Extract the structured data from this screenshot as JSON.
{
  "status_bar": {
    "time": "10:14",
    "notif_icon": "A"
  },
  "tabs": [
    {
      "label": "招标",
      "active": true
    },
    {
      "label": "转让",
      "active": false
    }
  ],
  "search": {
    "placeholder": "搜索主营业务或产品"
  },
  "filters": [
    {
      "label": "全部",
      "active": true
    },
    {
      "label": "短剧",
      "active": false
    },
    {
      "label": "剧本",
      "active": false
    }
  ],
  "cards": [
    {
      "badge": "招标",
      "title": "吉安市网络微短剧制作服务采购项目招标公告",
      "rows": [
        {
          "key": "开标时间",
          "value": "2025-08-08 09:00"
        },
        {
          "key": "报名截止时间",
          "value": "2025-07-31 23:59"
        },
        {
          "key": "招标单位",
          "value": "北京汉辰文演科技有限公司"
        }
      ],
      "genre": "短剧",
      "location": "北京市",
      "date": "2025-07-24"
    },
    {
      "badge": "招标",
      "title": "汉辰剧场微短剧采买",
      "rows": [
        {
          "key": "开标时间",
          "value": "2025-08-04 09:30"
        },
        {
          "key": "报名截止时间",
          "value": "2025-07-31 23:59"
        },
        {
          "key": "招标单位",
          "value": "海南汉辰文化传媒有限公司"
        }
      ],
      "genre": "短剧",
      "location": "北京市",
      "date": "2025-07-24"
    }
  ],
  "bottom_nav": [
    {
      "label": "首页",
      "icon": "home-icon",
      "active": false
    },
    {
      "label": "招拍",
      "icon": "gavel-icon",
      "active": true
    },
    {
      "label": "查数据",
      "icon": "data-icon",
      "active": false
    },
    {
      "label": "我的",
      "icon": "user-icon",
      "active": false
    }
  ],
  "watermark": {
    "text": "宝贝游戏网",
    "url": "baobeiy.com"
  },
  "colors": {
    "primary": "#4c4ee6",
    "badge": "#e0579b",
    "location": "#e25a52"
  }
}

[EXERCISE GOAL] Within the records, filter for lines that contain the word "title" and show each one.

[SOLUTION BELOW]
      "title": "吉安市网络微短剧制作服务采购项目招标公告",
      "title": "汉辰剧场微短剧采买",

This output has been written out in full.